[i] Article 52(1) EPC: European patents shall be granted for any inventions, in all fields of technology, provided that they are new, involve an inventive step and are susceptible of industrial application.
[ii] Article 83 EPC: The European patent application shall disclose the invention in a manner sufficiently clear and complete for it to be carried out by a person skilled in the art.
[iii] Article 123(2) EPC: The European patent application or European patent may not be amended in such a way that it contains subject-matter which extends beyond the content of the application as filed.
[iv] Article 76(1) EPC: A European divisional application shall be filed directly with the European Patent Office in accordance with the Implementing Regulations. It may be filed only in respect of subject-matter which does not extend beyond the content of the earlier application as filed; in so far as this requirement is complied with, the divisional application shall be deemed to have been filed on the date of filing of the earlier application and shall enjoy any right of priority.
[v] Article 61 EPC: If by a final decision it is adjudged that a person other than the applicant is entitled to the grant of the European patent, that person may, in accordance with the Implementing Regulations:
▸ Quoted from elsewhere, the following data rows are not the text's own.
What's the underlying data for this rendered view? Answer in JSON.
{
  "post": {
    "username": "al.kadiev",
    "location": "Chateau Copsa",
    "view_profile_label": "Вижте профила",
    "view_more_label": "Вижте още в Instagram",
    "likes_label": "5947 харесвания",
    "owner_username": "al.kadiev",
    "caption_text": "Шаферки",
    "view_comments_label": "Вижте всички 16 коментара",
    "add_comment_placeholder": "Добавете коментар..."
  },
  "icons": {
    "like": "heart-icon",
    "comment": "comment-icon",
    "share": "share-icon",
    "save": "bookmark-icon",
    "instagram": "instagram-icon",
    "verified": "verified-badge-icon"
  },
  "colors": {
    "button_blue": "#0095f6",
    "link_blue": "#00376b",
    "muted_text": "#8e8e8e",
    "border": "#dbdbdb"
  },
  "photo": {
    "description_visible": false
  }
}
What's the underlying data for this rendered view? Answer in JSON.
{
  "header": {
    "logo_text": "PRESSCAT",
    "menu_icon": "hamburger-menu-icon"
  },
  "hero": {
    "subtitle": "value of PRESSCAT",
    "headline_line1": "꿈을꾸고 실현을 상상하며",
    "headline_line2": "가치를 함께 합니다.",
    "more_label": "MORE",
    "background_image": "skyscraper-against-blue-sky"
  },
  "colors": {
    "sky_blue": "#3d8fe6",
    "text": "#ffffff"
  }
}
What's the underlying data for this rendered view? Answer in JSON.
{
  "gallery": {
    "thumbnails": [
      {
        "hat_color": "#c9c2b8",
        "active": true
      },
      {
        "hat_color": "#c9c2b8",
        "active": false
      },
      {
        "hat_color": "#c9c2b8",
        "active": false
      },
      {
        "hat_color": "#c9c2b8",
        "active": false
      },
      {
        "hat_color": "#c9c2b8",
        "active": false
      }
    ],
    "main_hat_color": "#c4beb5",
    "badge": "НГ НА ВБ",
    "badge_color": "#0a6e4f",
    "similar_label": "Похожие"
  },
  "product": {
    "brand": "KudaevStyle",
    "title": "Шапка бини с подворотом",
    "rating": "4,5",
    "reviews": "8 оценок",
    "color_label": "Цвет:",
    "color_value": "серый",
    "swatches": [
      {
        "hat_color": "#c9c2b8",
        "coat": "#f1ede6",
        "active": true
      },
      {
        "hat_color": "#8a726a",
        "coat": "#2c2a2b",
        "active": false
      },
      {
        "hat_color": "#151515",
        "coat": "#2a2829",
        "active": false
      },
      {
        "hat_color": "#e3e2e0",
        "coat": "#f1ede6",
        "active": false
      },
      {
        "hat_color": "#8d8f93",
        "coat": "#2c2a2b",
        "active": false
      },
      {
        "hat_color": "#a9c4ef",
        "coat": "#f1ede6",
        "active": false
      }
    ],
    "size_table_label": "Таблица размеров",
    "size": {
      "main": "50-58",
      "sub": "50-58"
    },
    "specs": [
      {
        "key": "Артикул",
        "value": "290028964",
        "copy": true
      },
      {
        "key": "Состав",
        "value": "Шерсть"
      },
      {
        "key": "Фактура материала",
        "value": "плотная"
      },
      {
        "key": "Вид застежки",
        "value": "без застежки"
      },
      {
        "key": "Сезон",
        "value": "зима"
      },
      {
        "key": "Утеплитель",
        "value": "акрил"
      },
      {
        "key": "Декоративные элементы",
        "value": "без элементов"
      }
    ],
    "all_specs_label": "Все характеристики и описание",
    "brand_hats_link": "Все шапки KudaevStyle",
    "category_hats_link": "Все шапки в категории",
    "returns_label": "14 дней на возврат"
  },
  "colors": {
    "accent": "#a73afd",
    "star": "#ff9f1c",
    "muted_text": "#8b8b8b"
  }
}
(a) prosecute the European patent application as his own application in place of the applicant;
(b) file a new European patent application in respect of the same invention; or
(c) request that the European patent application be refused.
[vi] Article 101(3)(a) EPC: If the Opposition Division is of the opinion that, taking into consideration the amendments made by the proprietor of the European patent during the opposition proceedings, the patent and the invention to which it relates
- meet the requirements of this Convention, it shall decide to maintain the patent as amended, provided that the conditions laid down in the Implementing Regulations are fulfilled
[vii] Guidelines D-III, 5
[viii] No 11 of the reasons for decision T1791/16
[ix] No 9 of the reasons for decision T1791/16
[x] No 10 of the reasons for decision T1791/16